ACTION ITEM:
In the listing that follows, how many lines contain "icon"? Give the number only.

STORED DATA:
--*--

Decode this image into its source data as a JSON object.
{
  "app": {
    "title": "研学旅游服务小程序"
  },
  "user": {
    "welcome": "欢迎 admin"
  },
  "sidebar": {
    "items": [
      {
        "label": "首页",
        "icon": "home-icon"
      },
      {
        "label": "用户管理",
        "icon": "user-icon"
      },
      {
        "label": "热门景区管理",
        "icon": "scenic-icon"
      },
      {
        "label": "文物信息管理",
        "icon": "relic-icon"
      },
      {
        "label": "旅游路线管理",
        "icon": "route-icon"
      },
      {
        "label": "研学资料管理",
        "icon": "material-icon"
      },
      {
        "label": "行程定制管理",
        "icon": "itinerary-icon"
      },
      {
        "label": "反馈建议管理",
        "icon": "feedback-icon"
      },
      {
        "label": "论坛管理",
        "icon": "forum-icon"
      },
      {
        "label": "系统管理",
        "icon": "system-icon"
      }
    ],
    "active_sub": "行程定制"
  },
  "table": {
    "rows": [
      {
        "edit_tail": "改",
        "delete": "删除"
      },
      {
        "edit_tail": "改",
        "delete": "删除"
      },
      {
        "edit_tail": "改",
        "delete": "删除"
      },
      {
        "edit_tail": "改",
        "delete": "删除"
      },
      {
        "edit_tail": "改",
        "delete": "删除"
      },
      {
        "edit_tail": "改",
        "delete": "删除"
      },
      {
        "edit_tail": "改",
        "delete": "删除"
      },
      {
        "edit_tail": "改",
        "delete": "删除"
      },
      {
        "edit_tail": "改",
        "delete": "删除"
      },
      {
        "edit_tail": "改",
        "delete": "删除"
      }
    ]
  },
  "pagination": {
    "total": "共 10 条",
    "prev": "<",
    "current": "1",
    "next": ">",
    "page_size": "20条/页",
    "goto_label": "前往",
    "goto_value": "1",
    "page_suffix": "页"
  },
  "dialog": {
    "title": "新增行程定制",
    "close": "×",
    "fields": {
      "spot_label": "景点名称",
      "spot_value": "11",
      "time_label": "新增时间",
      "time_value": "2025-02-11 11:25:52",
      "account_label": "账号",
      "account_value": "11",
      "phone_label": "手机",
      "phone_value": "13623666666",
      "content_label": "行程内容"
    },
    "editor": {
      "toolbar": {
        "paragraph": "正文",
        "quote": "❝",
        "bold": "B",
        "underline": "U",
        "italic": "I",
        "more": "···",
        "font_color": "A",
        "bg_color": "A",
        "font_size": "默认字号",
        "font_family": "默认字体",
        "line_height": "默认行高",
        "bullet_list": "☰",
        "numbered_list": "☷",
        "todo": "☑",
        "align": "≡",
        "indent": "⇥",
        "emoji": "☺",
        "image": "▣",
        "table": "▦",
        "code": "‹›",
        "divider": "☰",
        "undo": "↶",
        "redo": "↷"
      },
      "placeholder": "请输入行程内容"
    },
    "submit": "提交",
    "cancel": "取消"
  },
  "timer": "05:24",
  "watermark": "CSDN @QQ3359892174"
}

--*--

THE COMPLETED TASK:
10